Everything is "may", "could" or "might" with not one explanation as to why the EU would fuck themselves over by doing such a thing.
This is not scaremongering. You should not concern yourself so much with what they intend to do with the law (the road to hell is paved with good intentions) but what someone in future could do under the law as written. That is why every poorly written law should be nuked from orbit, because of what a malicious actor could do with it in future. It is also why Governments generally write shitty laws - they convince you of their honourable intentions but write the to give leeway to act like c*nts in future.
In that case I would guess that, whilst the actions here are of some value, they will not go to solving the repairability of the hardware as the important applications are likely to remain closed source unless JD have integrated key parts into the firmware. If they have it will then depend on how and what as to where we get to collectively on the repair front.

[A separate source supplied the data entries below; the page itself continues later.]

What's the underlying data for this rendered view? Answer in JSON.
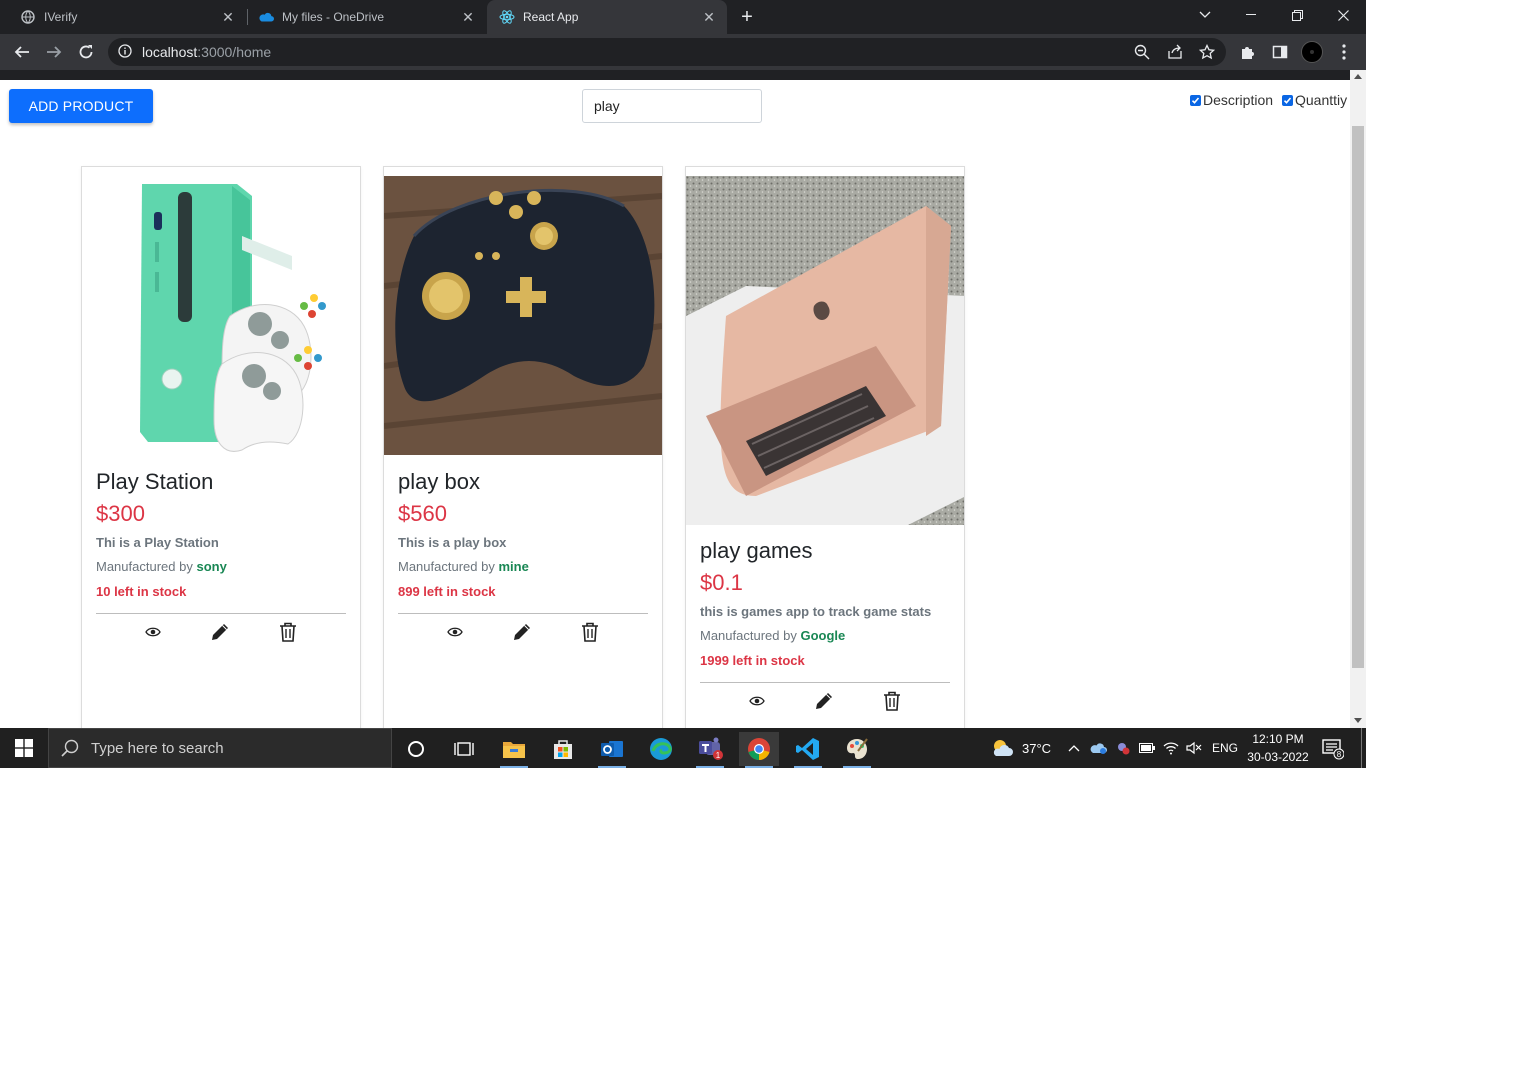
{
  "browser": {
    "tabs": [
      {
        "title": "IVerify",
        "icon": "globe-icon",
        "active": false
      },
      {
        "title": "My files - OneDrive",
        "icon": "onedrive-icon",
        "active": false
      },
      {
        "title": "React App",
        "icon": "react-icon",
        "active": true
      }
    ],
    "url_host": "localhost",
    "url_path": ":3000/home"
  },
  "page": {
    "add_product_label": "ADD PRODUCT",
    "search_value": "play",
    "filters": [
      {
        "label": "Description",
        "checked": true
      },
      {
        "label": "Quanttiy",
        "checked": true
      }
    ],
    "manufactured_by_label": "Manufactured by",
    "products": [
      {
        "name": "Play Station",
        "price": "$300",
        "description": "Thi is a Play Station",
        "manufacturer": "sony",
        "stock": "10 left in stock"
      },
      {
        "name": "play box",
        "price": "$560",
        "description": "This is a play box",
        "manufacturer": "mine",
        "stock": "899 left in stock"
      },
      {
        "name": "play games",
        "price": "$0.1",
        "description": "this is games app to track game stats",
        "manufacturer": "Google",
        "stock": "1999 left in stock"
      }
    ]
  },
  "taskbar": {
    "search_placeholder": "Type here to search",
    "weather": "37°C",
    "language": "ENG",
    "time": "12:10 PM",
    "date": "30-03-2022",
    "teams_badge": "1",
    "notification_count": "8"
  },
  "colors": {
    "primary": "#0d6efd",
    "price": "#dc3545",
    "manufacturer": "#198754"
  }
}
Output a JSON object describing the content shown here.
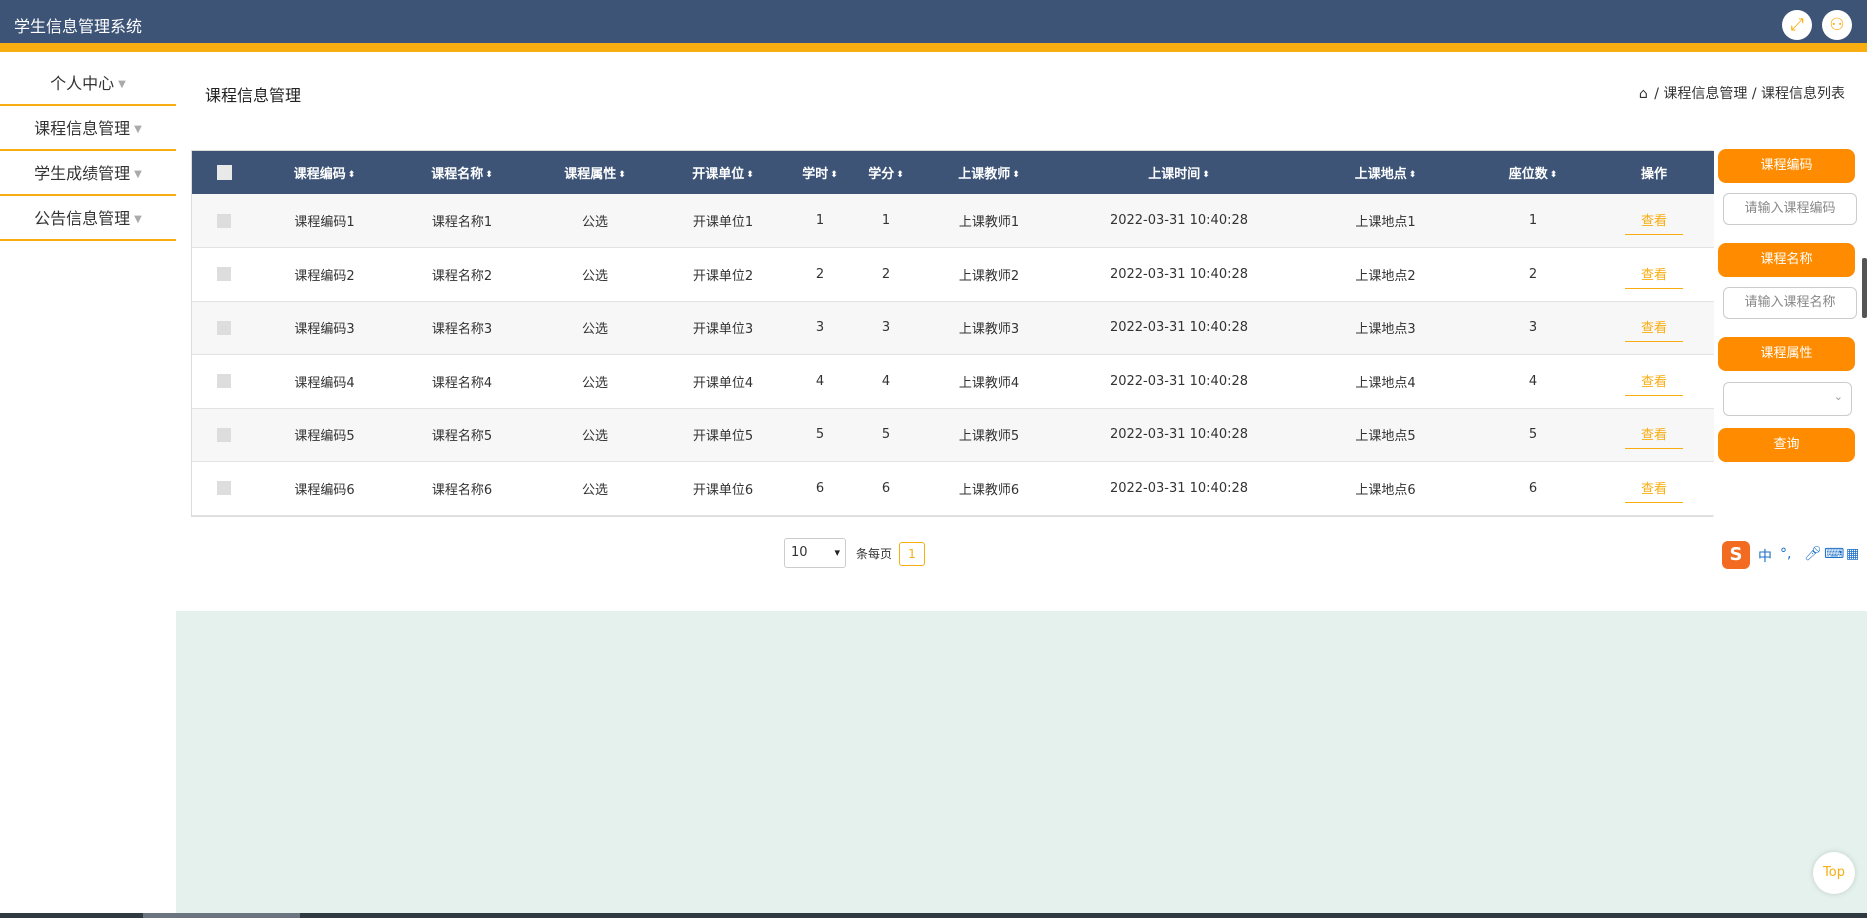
{
  "app": {
    "title": "学生信息管理系统"
  },
  "topbar": {
    "fullscreen_icon": "expand-icon",
    "user_icon": "user-icon"
  },
  "sidebar": {
    "items": [
      {
        "label": "个人中心"
      },
      {
        "label": "课程信息管理"
      },
      {
        "label": "学生成绩管理"
      },
      {
        "label": "公告信息管理"
      }
    ]
  },
  "page": {
    "title": "课程信息管理",
    "breadcrumb": {
      "level1": "课程信息管理",
      "level2": "课程信息列表",
      "separator": "/"
    }
  },
  "table": {
    "headers": [
      "课程编码",
      "课程名称",
      "课程属性",
      "开课单位",
      "学时",
      "学分",
      "上课教师",
      "上课时间",
      "上课地点",
      "座位数",
      "操作"
    ],
    "sortable": [
      true,
      true,
      true,
      true,
      true,
      true,
      true,
      true,
      true,
      true,
      false
    ],
    "rows": [
      {
        "code": "课程编码1",
        "name": "课程名称1",
        "attr": "公选",
        "unit": "开课单位1",
        "hours": "1",
        "credits": "1",
        "teacher": "上课教师1",
        "time": "2022-03-31 10:40:28",
        "place": "上课地点1",
        "seats": "1",
        "action": "查看"
      },
      {
        "code": "课程编码2",
        "name": "课程名称2",
        "attr": "公选",
        "unit": "开课单位2",
        "hours": "2",
        "credits": "2",
        "teacher": "上课教师2",
        "time": "2022-03-31 10:40:28",
        "place": "上课地点2",
        "seats": "2",
        "action": "查看"
      },
      {
        "code": "课程编码3",
        "name": "课程名称3",
        "attr": "公选",
        "unit": "开课单位3",
        "hours": "3",
        "credits": "3",
        "teacher": "上课教师3",
        "time": "2022-03-31 10:40:28",
        "place": "上课地点3",
        "seats": "3",
        "action": "查看"
      },
      {
        "code": "课程编码4",
        "name": "课程名称4",
        "attr": "公选",
        "unit": "开课单位4",
        "hours": "4",
        "credits": "4",
        "teacher": "上课教师4",
        "time": "2022-03-31 10:40:28",
        "place": "上课地点4",
        "seats": "4",
        "action": "查看"
      },
      {
        "code": "课程编码5",
        "name": "课程名称5",
        "attr": "公选",
        "unit": "开课单位5",
        "hours": "5",
        "credits": "5",
        "teacher": "上课教师5",
        "time": "2022-03-31 10:40:28",
        "place": "上课地点5",
        "seats": "5",
        "action": "查看"
      },
      {
        "code": "课程编码6",
        "name": "课程名称6",
        "attr": "公选",
        "unit": "开课单位6",
        "hours": "6",
        "credits": "6",
        "teacher": "上课教师6",
        "time": "2022-03-31 10:40:28",
        "place": "上课地点6",
        "seats": "6",
        "action": "查看"
      }
    ]
  },
  "search": {
    "code_label": "课程编码",
    "code_placeholder": "请输入课程编码",
    "name_label": "课程名称",
    "name_placeholder": "请输入课程名称",
    "attr_label": "课程属性",
    "attr_value": "",
    "query_label": "查询"
  },
  "pagination": {
    "page_size": "10",
    "per_page_label": "条每页",
    "current_page": "1"
  },
  "ime": {
    "labels": [
      "中",
      "°,"
    ]
  },
  "misc": {
    "top_label": "Top"
  },
  "colors": {
    "header_bg": "#3d5477",
    "accent": "#f8ad10",
    "button": "#ff8c00"
  }
}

Who's kidding themselves? He's just trying to get richer and appear more popular (not of late obviously). He got onboard with Tesla to make more money because there was a clear gap in the market - people were asking about electric cars but the incumbents had no interest in producing them when they could just keep knocking out variations on current models. There was the added bonus that the eco-fanboys that came along blew plenty of smoke up his arse, and what self-respecting narcissist can refuse that kind of rectal breeze. He couldn't give two shits about the environment, which is probably why he got the arse with the guy who kept tweeting where his personal jet was.
Afterwards you'll question why anybody has ever considered energy storage as a viable option because it's obviously bonkers.
No you won't. You'll come to the logical conclusion that, like so many other things in life, some parasite stands to make a fortune with their nose buried deep in the trough.
It doesn't need to scale well - most traders will commit these "special trades" with counterparties known to them personally not just any old spod in the market. When you're dealing with traders in certain markets that can deal in size and/or have a greater freedom to trade you're down to a limited set of individuals. Whilst markets seem large most players know each other - you'd be surprised.
The hard part is how do you know that "Spazz69" is really a trader at Deutsche and not a kid in a basement, or a Russian bot, or an SEC agent ?
Pretty sure you'd use signal and confirm the contact personally when setting up using "Verify Safety Number" i.e. when you're out on the piss with the counterparty (at the start of the session for obvious reasons). At this point you're secure. If it changes you're alerted and you'd cease comms until re-confirmed.
This bit from the article is a bit interesting
Not allowing wired connections to computers or peripherals when the device is locked
Locked, or locked down? If it is just when locked then I'm pretty sure that is irrelevant as border security in most locations has the legally enforceable right to request you unlock the device.
The good thing about T & C for software is you don't have to read it, especially if you don't intend using the software. Also worth noting that the majority of EULAs etc are unenforceable outside the US as they generally infringe on the odd statutory right here and there.